This first guest post while I am on break comes from Kristin Appenbrink (kristinapp.tumblr.com), a RealSimple.com staffer and fellow Brooklynite. She’s spent her summer making homemade ice cream (cherry, salted caramel, mint chocolate chip, and peach, to name a few flavors), and can’t wait for the weather to cool down so she can go back to baking and wearing cozy sweaters. Thanks, neighbor! And is it wrong that this post is sort of making me hungry?
It would be fair to say that I’ve been a bit puppy-obsessed lately. Given the fact that I live in the city and don’t spend a ton of time at home (save for lazy weekends, of course), I don’t think it’s fair for me to have a dog of my own. That means I have to live vicariously through my friends who have pooches, and that I have to do everything in my power to resist dognapping the pups that always seem to be tied up outside the Whole Foods (one of the few places you can’t bring your dogs, apparently).
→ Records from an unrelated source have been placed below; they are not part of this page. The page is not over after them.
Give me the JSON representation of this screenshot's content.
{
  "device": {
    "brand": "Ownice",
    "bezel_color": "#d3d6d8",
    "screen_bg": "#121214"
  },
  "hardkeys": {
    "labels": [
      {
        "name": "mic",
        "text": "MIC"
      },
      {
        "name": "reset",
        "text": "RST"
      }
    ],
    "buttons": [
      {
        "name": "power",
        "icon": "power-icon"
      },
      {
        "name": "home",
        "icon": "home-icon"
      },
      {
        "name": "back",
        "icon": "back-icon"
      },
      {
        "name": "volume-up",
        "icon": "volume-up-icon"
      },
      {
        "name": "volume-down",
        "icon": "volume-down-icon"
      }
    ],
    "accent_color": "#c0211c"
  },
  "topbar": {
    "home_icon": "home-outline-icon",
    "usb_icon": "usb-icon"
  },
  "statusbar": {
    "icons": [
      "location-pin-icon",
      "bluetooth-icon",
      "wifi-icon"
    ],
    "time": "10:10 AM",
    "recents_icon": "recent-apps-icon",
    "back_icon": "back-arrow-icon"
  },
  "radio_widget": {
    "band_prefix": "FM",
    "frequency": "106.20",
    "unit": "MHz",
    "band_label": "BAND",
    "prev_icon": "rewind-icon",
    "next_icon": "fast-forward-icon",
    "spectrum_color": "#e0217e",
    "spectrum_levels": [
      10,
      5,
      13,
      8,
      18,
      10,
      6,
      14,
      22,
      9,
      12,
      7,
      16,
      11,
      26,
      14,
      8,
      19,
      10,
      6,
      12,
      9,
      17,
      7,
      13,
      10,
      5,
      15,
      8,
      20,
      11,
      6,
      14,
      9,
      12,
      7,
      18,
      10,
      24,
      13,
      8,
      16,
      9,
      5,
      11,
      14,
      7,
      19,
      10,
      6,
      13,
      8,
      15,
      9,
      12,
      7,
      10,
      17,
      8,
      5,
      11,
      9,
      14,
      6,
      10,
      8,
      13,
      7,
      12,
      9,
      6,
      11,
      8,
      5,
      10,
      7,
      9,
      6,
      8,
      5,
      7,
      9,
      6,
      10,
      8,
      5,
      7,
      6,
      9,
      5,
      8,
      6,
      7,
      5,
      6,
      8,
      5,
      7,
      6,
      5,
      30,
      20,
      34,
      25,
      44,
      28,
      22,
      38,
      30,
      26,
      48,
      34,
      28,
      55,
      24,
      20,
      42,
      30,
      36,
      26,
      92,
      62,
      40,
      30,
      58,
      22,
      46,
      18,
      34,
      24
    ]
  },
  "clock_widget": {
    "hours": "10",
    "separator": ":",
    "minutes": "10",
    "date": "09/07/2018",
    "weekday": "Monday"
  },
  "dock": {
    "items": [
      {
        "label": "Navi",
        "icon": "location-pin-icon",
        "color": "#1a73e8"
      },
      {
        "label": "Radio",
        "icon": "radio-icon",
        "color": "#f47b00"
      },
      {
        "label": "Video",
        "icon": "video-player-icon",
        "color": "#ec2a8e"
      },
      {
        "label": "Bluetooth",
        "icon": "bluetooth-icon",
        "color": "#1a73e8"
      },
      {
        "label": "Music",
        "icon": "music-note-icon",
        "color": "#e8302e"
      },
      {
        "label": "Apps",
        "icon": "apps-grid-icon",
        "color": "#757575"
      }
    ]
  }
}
Recently, one of my co-workers brought home an adorable, fluffy, and just a bit feisty standard poodle puppy named Normandy. She is so deliciously cute, and I can’t wait to meet her. I figured that this would be the perfect opportunity to try my hand at making homemade dog biscuits—as a sort of welcome home Normandy gift.
I know what you’re probably thinking: “Who in their right mind makes their own puppy treats?” I always thought that too, but the best answer I can give is that all rational thought vanished at the sight of this pup. (Just see the below photo, I mean, really. Adorable.) I was expecting the process to be difficult, so I was pleasantly surprised when it was incredibly easy, albeit a bit time consuming.
Here’s the step-by-step of making homemade dog biscuits. Get the complete recipe from Martha Stewart.
First, ingredients. There were a couple of things that I had to track down. I was able to find wheat germ pretty easily at Fairway, but they looked at me funny when I requested brewer’s yeast. I ended up having to go to GNC because, little did I know, brewer’s yeast is great for you. You can take it in pill form or sprinkle it on your food, but I can’t imagine that you would want to—it smells horrible.
Next, measure and dump all the dry ingredients in a bowl. Then alternate dry and wet while mixing in a separate bowl. I used my KitchenAid stand mixer instead of a hand mixer or whisk thinking it would save time. But unless you’re making a double batch, stick to the hand mixer. One recipe doesn’t fill up the mixer’s bowl enough, so you end up having to mix by hand anyway.
Once your dough is combined it’s time to roll it out on well-floured parchment paper. In my limited apartment kitchen, I do not have a rolling pin; but being a true RealSimple.com editor, I used an empty wine bottle, which works just as well.
Then for the fun part: cutting out the actual biscuits. I ordered the Fox Run Dog Bone Cookie Cutter Set from Amazon. I liked that it had three different sizes so you have options depending on the size of the dog.
Sadly, the fun part quickly turned into the tedious part, as I cut out the treats, re-rolled the dough, cut out more treats, and, slowly but surely, filled two baking sheets.
After being in the oven for 10 minutes, you take out the treats and brush them with chicken stock. It turns them a nice rich brown, and, I imagine, makes them quite irresistible to those of the canine persuasion. Once they are coated in chicken broth, they bake for another 10 minutes and then dry out while the oven cools, which takes about an hour and a half. (Just enough time to watch a couple of episodes of Pillars of the Earth on Netflix.)
And here they are, the finished product. While I technically could have tasted one, they smelled a little bit too much like dog food to me. Thankfully, I heard back from my co-worker that Normandy loved them, so I’m counting them as a success.